By Alex Distefano
By Scott Snowden
By Anna Merlan
By Steve Almond
By Jena Ardell
By Jon Campbell
By Alan Scherstuhl
By Tessa Stuart
This kid is not a scapegoater, not like the two killers. Susan Greene: "Not all jocks tormented him, the teen noted. But he said a handful of bullies held so much power that most of the school emulated them, or at least were too afraid to voice dissent."The killers were like him in one way; they were tormented, bulliedexcept, unlike him, they got to the point where the only important thing in their lives was to plan for the great day when, for a few hours, they could be even bigger terrorizers than the guys who'd terrorized them.
Go to any predominantly white suburban school in the last 50 years. You'll get a top-dog group, a high-status group, they're the kids involved in the activities, they're doing the proms, committees, student council, and so on, or are involved in sports. These people, depending on the year and place, are called socs (SO-shes, for socialites), debs, preppies, jocks.

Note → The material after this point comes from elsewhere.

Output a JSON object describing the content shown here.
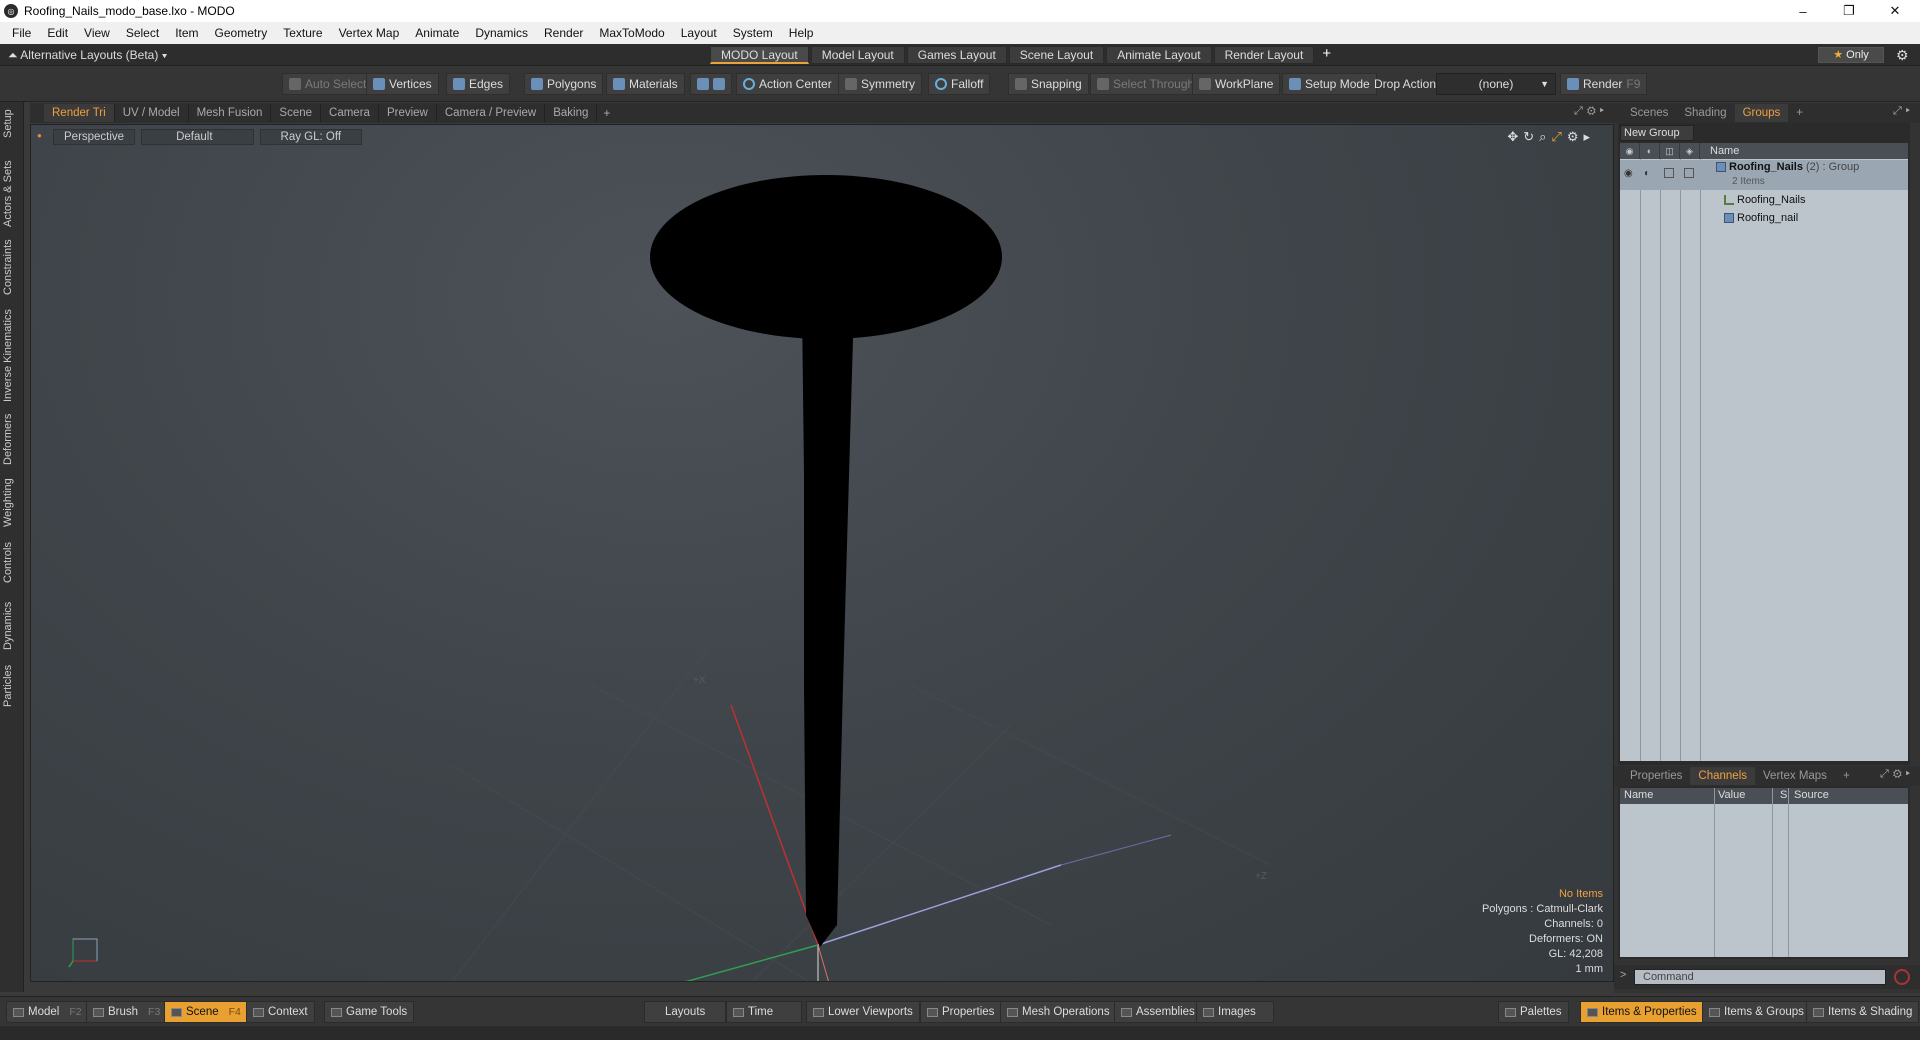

And then you'll get a refusal group. They've refused the school; it's not their social life at all. They're off fighting or smoking or fooling around, and if they're concerned with school it's to disrupt it or ridicule it, or just endure it. These people are called (a great tradition of expressive derogatory poetry) rocks, greaseballs, hoods, greasers, grits, burnouts, dirtbags, stoners, jells, jelly heads, skaters.
You'll have different side groups, nerds, brains, some maybe following geeky roads to status: the drama club, the school newspaper. And you'll have loners, the unaffiliated, and the real losers. And you'll get some side refusal groups: rednecks, farmers. But everyone will be leaning one way or another, toward the preppies or toward the skaters, let's say, who seem to be the kings of the heap and the antiheap these days in the suburbs south of Denver.
Sometimes those in the weird artsy-fartsy area will assert themselves, suddenly become a refusal group that challenges everybody. These are the freaks, the punks.
The names aren't fair. They're stereotypes that don't necessarily really apply to anybody, but nonetheless people live in them, walk through them, are affected by them.
Somehow in political discourse and in journalism, these normal things, normal to every high school to some degree or anotherterror, bullying, social stratificationare not known to exist. They don't belong in suburbia, though every politician and reporter must have gone to a school, must have been in such social stratification, must have been in the neighborhood of terror, whether they felt it or not, whether they noticed or not. (Great line from the Denver Post: "Teasing is not new.") Yet whenever these appearterror and divisionhighlighted by some deadly event, they're such a surprise. How did these get here? Were they brought in by the music, by Marilyn Manson?
Additional reporting by Naomi Ryerson